Laura Bush is unlike her mother-in-law Barbara Bush — another predecessor as first lady — in that she has never seemed to define herself solely as wife and mother — though her daughters say she made clear that being a mother was one of her most important roles.
And she fulfilled that role for eight years in the White House, where teenage indiscretions became national headlines.
Jenna and Barbara, now 32, turn to their mother for career advice. Hager taught school after college and has been under contract with NBC since 2009 to produce segments for NBC’s “Today” show. Both she and Barbara, who is a co-founder of Global Health Corps, live in New York City.
“She’s very strategic and very kind of quiet in her parenting,” says Hager, who became a mother last year. “She never really demanded things from us. She created an atmosphere where we demanded things of ourselves. I don’t know how she did it.”
Barbara says it was her mother who helped her to decide to build her start-up.
“My mom just said to me one day: ‘Are you going to let this stay on your to-do list forever? Just give it a shot. What’s the worst that can happen?’ ” she recalls.
When their mother is in New York, they take her to their favorite neighborhood restaurants. Hager jokes that Bush is a “backseat parent” when it comes to Mila, her only grandchild. “ ‘It’s cold. Mila needs a jacket. . . . Is she hot?’ ”
Beyond family life, both George and Laura Bush fell easily back into longtime routines in Texas. She hosted her high school’s 50-year class reunion at the Bush Center this summer.
A group of friends “just float on the creek and read poetry and tell stories and listen to old music. That was part of the group that put the reunion together,” childhood friend Pamela Nelson says, recalling the night of the reunion this way: “We were delusional. We thought we were really cute dancers.”
Nearly six years removed from Washington, it’s not hard to picture Laura Bush and her friends dancing the night away in Dallas.
On the stage with Michelle Obama at the Kennedy Center, that same levity is evident. Obama is still constrained by her role. The current first lady may be celebrated by pop culture in a way Laura Bush never was — as a force in the fashion industry and vaunted guest on late-night television talk shows.
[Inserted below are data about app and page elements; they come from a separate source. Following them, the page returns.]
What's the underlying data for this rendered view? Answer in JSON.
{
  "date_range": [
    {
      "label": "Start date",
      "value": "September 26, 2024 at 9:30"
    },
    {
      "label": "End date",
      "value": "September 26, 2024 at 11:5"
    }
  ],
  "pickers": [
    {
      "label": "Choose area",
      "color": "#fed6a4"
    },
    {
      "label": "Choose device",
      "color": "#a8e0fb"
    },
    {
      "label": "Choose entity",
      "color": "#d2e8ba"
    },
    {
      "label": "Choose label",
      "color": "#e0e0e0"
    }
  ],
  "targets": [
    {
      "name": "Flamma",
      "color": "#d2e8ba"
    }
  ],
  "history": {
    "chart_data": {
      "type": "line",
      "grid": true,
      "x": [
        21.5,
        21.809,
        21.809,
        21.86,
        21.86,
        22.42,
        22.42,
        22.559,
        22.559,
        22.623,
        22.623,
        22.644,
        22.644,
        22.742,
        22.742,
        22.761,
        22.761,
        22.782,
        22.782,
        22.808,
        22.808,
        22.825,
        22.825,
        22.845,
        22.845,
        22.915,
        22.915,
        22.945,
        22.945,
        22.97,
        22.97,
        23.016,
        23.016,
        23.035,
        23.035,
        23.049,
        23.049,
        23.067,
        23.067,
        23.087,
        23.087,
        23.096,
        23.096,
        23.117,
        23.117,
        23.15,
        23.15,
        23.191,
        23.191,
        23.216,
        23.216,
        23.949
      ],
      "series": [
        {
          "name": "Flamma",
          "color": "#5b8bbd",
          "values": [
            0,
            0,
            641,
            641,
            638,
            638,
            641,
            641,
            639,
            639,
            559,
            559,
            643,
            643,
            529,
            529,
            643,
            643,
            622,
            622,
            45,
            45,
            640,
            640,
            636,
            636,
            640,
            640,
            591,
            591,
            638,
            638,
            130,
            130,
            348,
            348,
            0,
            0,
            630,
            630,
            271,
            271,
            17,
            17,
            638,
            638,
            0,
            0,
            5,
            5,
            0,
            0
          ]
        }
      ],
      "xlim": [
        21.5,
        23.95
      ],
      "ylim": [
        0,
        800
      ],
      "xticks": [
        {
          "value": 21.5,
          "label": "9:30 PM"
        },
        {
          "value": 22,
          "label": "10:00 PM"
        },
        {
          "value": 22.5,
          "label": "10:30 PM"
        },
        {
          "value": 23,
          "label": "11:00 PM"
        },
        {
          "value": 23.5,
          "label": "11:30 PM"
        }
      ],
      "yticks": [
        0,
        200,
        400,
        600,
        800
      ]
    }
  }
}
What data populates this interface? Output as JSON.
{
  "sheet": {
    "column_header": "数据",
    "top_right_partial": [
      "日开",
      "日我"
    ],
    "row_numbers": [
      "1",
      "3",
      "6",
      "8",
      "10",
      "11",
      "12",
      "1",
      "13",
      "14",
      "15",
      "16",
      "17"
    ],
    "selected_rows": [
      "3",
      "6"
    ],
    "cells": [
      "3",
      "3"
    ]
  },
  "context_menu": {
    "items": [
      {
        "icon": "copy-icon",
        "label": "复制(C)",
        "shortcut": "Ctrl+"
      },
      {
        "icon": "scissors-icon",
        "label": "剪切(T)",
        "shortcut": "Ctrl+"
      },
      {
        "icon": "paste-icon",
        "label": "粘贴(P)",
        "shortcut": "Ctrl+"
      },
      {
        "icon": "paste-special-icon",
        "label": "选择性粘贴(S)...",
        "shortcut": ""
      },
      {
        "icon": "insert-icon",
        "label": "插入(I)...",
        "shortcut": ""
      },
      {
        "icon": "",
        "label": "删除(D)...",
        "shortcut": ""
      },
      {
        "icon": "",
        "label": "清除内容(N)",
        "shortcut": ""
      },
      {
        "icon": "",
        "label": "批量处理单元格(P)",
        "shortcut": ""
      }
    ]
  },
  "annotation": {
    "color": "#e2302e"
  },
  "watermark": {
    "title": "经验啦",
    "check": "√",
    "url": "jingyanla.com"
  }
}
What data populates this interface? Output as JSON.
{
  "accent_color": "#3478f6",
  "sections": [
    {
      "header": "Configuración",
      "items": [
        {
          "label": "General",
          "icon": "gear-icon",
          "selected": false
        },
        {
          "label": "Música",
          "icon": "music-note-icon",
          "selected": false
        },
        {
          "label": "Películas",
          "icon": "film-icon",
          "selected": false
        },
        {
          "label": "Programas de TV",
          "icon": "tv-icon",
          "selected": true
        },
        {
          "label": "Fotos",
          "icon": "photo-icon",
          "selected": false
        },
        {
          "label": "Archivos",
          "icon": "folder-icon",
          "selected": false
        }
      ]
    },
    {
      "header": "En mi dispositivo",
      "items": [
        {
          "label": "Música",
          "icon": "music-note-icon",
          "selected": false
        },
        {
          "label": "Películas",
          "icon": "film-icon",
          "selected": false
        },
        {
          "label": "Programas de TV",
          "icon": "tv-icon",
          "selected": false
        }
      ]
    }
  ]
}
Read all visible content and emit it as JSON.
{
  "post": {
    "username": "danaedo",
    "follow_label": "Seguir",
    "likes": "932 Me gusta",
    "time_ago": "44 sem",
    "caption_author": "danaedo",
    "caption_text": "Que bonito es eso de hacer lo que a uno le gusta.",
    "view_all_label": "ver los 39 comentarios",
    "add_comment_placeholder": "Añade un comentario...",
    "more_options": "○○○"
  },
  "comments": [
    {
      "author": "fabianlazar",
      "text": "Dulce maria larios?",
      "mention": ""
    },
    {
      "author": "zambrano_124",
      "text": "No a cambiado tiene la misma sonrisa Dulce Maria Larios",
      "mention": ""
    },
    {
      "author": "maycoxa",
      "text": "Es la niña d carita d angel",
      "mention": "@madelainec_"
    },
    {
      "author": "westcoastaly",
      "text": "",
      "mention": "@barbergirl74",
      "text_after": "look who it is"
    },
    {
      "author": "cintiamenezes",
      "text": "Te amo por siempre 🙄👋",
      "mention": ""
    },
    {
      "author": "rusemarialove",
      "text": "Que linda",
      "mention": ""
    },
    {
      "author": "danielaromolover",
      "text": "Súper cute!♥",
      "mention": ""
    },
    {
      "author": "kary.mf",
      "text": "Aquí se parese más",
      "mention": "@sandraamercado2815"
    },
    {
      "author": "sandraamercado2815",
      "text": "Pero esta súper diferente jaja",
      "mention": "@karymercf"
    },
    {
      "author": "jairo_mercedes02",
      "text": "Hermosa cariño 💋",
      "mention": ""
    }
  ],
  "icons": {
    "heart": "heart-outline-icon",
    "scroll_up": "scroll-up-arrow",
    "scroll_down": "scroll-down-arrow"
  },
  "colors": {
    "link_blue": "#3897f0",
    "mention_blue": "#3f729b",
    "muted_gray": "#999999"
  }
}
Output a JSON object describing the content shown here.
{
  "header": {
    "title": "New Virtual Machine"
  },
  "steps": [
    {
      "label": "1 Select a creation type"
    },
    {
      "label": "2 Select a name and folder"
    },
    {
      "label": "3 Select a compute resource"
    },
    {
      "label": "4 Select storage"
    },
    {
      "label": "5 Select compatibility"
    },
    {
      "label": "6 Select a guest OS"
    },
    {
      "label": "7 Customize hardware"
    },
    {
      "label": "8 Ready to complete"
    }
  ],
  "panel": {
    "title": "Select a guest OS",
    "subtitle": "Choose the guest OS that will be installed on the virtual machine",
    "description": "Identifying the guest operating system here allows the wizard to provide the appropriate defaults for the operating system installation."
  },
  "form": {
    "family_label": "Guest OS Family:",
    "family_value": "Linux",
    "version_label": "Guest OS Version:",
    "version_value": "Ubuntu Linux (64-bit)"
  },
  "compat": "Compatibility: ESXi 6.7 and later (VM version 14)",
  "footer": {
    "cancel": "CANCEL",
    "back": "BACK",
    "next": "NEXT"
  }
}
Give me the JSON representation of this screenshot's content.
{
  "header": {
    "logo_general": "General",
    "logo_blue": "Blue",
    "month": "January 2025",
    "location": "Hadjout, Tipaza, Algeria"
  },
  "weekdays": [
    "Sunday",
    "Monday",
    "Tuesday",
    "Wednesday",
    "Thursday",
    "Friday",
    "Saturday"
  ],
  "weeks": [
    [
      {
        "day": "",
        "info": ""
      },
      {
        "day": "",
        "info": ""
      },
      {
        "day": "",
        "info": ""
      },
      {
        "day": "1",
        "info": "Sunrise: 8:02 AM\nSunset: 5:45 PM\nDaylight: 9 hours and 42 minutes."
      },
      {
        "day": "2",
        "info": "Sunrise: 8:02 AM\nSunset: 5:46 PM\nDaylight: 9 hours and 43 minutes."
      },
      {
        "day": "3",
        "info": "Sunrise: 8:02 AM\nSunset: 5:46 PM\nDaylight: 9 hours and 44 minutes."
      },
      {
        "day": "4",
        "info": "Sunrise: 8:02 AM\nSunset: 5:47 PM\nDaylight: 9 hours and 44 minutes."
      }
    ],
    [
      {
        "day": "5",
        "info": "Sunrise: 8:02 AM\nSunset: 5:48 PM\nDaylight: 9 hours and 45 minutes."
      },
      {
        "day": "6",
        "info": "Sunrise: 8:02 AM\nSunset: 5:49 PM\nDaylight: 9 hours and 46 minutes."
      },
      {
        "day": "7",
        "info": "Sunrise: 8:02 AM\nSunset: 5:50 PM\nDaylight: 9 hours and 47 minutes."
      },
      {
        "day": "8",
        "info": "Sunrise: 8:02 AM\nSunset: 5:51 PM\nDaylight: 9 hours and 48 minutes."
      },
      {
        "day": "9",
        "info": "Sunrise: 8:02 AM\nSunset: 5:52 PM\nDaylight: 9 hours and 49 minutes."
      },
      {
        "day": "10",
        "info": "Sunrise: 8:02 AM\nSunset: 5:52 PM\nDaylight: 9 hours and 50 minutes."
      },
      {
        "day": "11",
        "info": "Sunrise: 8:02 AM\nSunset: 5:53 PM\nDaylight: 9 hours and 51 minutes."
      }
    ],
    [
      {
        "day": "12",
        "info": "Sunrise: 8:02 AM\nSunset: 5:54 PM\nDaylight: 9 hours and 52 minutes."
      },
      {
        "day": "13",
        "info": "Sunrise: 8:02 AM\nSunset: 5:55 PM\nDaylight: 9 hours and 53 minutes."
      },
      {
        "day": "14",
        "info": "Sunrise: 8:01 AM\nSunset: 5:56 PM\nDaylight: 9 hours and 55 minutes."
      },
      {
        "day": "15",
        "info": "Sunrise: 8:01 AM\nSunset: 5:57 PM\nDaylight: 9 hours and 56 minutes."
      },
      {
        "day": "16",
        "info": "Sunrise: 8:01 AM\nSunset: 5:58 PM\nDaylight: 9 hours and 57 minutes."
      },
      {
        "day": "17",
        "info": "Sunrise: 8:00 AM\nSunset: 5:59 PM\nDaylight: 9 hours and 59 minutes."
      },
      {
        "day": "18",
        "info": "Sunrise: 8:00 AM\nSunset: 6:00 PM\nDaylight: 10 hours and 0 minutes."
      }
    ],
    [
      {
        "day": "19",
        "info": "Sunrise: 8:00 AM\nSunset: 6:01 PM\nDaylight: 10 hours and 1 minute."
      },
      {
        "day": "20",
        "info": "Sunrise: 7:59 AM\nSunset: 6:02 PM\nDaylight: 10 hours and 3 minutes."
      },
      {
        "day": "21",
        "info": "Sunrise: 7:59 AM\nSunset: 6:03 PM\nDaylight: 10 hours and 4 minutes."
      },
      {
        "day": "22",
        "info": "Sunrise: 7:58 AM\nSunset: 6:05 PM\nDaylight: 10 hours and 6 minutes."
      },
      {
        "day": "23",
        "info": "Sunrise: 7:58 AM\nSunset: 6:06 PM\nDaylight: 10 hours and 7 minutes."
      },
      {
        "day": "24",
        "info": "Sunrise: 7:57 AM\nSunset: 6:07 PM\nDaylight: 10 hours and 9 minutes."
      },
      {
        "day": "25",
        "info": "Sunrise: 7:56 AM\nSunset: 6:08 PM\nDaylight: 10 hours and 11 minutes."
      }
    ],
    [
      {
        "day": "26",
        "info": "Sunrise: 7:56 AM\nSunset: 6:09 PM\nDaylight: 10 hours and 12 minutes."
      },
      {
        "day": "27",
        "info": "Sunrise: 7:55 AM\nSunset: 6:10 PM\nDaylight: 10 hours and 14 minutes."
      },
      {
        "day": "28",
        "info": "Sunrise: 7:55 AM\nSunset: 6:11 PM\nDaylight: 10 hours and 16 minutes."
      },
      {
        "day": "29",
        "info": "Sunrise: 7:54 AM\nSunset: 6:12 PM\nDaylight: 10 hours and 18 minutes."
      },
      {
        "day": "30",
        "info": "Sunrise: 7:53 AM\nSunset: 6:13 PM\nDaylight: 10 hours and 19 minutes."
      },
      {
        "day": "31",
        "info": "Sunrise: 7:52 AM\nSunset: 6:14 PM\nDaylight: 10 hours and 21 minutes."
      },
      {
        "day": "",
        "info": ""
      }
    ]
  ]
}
But Bush is experiencing a freedom that she can sense the current first lady longing for.
“Mrs. Obama, I could tell, was thinking about what it would be like for her, and I remember when I first came home I said, ‘I didn’t realize I was under so much stress when I lived at the White House,’ ” Bush says.
“I remember those first few weeks at home I would get in bed at night and think, ‘Oh, now what do I have to do tomorrow?’ And then I would take this deep breath and think — ‘I don’t have to do anything tomorrow.’ It was sort of nice, but it’s still great to be able to work on the issues that were important to us, and we’ll do that for the rest of our lives.”
The comment, spoken off-handedly, seems to summarize the irony of modern first-ladyhood: The truest gift of enduring life in the White House is life after.